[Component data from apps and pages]
----------------------------------------

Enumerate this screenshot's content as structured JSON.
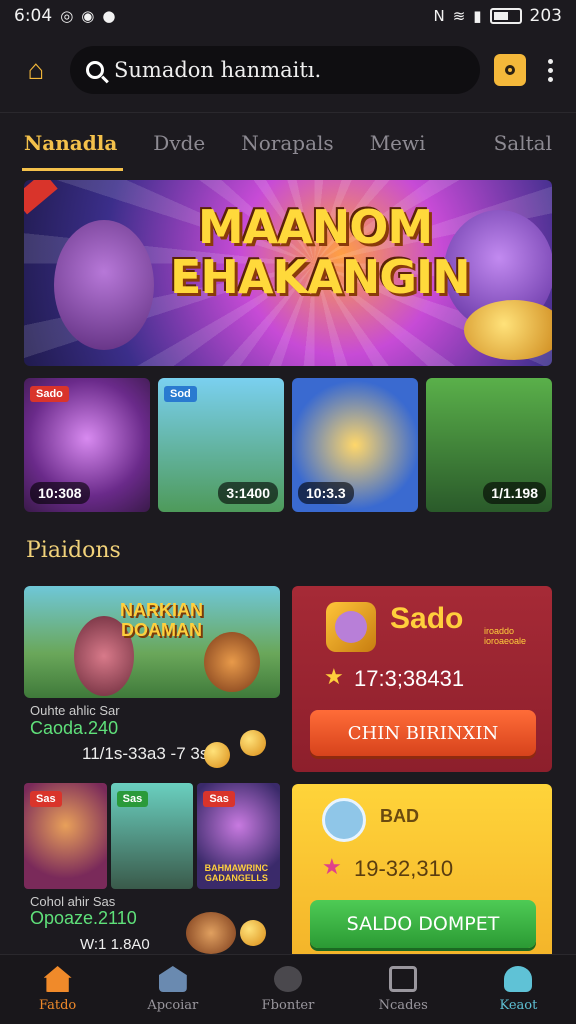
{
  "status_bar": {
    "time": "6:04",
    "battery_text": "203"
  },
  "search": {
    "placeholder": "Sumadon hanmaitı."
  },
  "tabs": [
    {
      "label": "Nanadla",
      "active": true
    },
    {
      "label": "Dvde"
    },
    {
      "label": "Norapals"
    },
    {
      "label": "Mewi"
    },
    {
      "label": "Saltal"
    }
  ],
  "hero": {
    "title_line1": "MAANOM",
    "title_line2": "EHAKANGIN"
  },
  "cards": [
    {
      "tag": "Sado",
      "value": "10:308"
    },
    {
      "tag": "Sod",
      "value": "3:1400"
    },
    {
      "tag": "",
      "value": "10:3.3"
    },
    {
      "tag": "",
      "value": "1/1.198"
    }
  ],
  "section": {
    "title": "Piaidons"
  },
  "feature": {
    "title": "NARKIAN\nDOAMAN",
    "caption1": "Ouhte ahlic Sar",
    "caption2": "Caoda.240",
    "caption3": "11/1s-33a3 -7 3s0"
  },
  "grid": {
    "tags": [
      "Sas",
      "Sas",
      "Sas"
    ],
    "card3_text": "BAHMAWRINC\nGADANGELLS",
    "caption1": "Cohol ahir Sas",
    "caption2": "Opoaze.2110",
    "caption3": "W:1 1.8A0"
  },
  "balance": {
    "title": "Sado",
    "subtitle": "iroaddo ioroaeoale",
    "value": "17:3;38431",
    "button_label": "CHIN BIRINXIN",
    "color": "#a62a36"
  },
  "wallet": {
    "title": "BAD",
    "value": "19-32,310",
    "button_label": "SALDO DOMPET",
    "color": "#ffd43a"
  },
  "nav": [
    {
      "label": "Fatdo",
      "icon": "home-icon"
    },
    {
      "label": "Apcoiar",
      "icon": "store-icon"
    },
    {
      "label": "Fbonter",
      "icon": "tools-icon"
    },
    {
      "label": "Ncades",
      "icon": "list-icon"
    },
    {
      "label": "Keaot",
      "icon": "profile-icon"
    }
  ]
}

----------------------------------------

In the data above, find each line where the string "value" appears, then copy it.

      "value": "10:308"
      "value": "3:1400"
      "value": "10:3.3"
      "value": "1/1.198"
    "value": "17:3;38431",
    "value": "19-32,310",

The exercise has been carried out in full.